The dental program is available to all students. Screenings are provided free of charge to those students enrolled in the program. Comprehensive services such as a Dental Exam, X-Rays, Cleanings, Fillings, Topical Fluoride Applications, and Preventative Sealants are also available to all enrolled students and although these services are not mandatory or free, they will be paid for by Medicaid, CHIP, private insurance or self-pay as in any other private dental practice. A written notification of the oral health exam results and any treatment performed will also be sent home with your child on the day of treatment. Should the child not be insured, we can put the family in touch with an insurance carrier.
How do parents and students sign up for the program?
Consent forms are distributed by the school liaison to every student. Parents wanting to enroll their child in the program should complete the form and return it directly to the school liaison. Parents can also obtain a consent form by contacting OHIP at 1-866-916-OHIP (6447) or by downloading a copy HERE.
What is the advantage of providing dental care within the structure of a school?
Offering on-location dental services will have a major impact on one of our student’s greatest health issues. Because dental visits can be scary for kids, getting care in a familiar place eases that anxiety. In signing the parental consent, we are able to perform follow-up treatment including cleanings, exams, fillings, ect. in the child’s school.
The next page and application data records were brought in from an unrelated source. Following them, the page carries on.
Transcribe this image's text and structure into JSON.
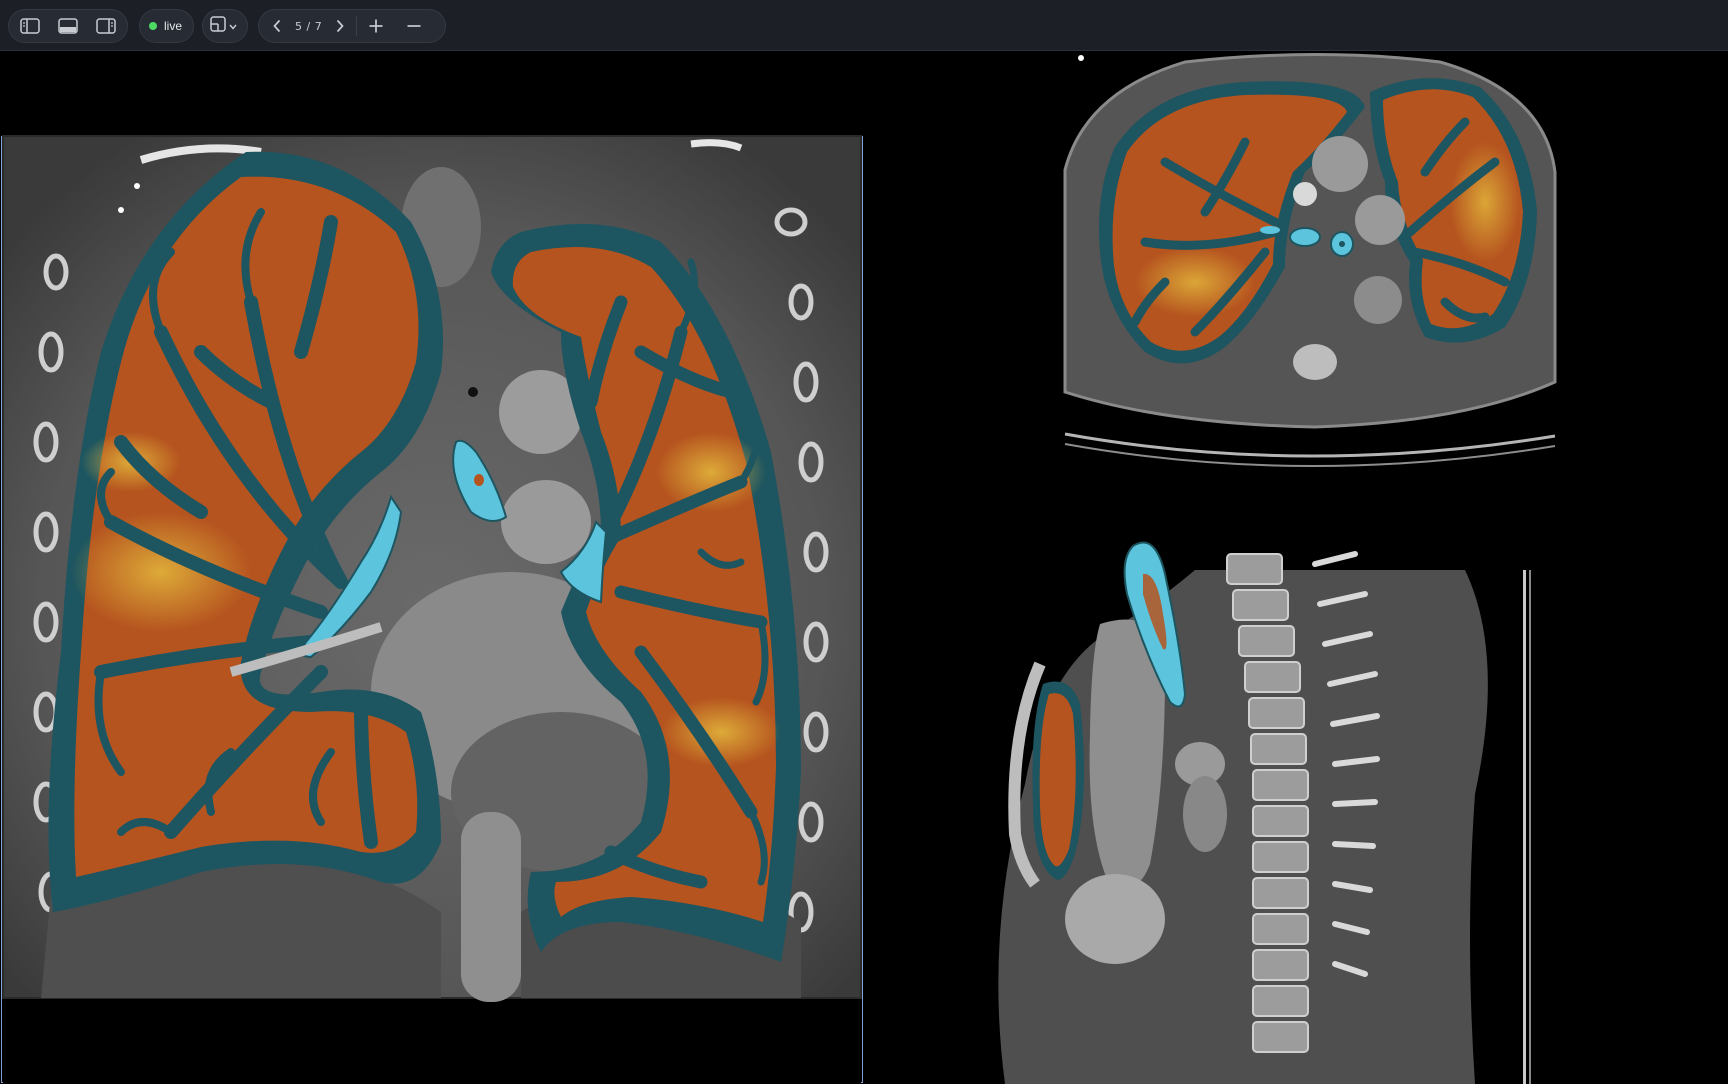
{
  "toolbar": {
    "layout_buttons": [
      {
        "icon": "sidebar-left-icon"
      },
      {
        "icon": "panel-bottom-icon"
      },
      {
        "icon": "sidebar-right-icon"
      }
    ],
    "live": {
      "label": "live",
      "dot_color": "#4cd964"
    },
    "layout_selector": {
      "icon": "layout-grid-icon",
      "dropdown_icon": "chevron-down-icon"
    },
    "pager": {
      "prev_icon": "chevron-left-icon",
      "current": "5",
      "separator": "/",
      "total": "7",
      "next_icon": "chevron-right-icon"
    },
    "zoom": {
      "in_icon": "plus-icon",
      "out_icon": "minus-icon"
    }
  },
  "viewports": [
    {
      "name": "coronal",
      "active": true
    },
    {
      "name": "axial",
      "active": false
    },
    {
      "name": "sagittal",
      "active": false
    }
  ],
  "overlay_colors": {
    "lung_segmentation": "#b5541f",
    "lung_border": "#1d5560",
    "airway": "#5cc4dd",
    "emphysema_highlight": "#e0b33a",
    "active_border": "#7fa3d8"
  }
}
Why is there a Dental Crisis among school age students?
Lack of finances, education, and transportation has led to a dental crisis resulting in 51 million hours of lost school hours per year in the United States. According to Oral Health in America: A Report of the Surgeon General, kids that suffer from dental issues are insecure and don’t talk, smile, or participate as often in school activities. Thus, dental disease is a “silent epidemic” because it often goes unnoticed in schools, children have limited access to dental exams, and they lack education about oral care and treatment options.
Which kids are at greatest risk?
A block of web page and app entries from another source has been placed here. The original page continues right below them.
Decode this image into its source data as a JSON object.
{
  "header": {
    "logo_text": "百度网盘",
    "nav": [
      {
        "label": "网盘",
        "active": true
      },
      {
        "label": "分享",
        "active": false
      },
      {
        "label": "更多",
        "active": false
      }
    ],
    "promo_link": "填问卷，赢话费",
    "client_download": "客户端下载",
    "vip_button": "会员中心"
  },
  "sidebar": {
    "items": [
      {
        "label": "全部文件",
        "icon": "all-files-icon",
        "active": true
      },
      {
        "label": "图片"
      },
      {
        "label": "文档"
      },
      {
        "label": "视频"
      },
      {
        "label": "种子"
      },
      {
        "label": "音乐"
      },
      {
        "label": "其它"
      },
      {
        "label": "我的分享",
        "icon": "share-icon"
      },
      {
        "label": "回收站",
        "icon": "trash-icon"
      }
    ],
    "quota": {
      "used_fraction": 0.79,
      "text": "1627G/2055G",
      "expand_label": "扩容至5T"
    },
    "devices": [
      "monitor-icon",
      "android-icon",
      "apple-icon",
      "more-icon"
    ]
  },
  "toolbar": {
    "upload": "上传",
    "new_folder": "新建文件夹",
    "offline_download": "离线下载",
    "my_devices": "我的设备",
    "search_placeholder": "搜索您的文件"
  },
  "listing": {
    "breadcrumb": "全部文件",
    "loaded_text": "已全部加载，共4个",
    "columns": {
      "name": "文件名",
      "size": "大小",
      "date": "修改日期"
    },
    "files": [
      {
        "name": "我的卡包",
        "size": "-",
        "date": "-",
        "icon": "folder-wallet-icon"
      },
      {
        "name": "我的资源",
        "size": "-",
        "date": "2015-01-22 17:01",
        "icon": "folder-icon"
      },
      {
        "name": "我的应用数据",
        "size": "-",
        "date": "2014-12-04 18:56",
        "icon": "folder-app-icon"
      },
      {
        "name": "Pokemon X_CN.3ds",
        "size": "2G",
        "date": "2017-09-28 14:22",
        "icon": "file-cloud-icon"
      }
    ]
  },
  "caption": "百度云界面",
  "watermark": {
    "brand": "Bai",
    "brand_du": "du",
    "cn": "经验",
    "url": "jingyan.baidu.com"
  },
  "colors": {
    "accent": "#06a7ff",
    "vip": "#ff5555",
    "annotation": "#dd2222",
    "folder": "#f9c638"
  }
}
Children from low-income families have the most dental problems. Forty-one percent (41%) of third graders have untreated tooth decay and fourteen percent (14%) suffer from pain and infection. The Surgeon General reports that children from low income families suffer from twice as many cavities as middle-class children. Lower income children are less likely to receive treatment because they may be uninsured and their parents cannot take time off to bring them to a dentist.
What are the long term benefits of providing quality dental care for school age students?
Kids exposed to quality dental care are proud of their teeth and smiles. Higher self-esteem means greater confidence in all aspects of school and life. The habits that children learn through the program are brought home to their families and, over time, to their own children. This helps “break the chain of dental disease.” Students who have been through our program are more likely to pursue dental careers, which can help ease the dental shortage and, in turn, provide more high-quality care for communities.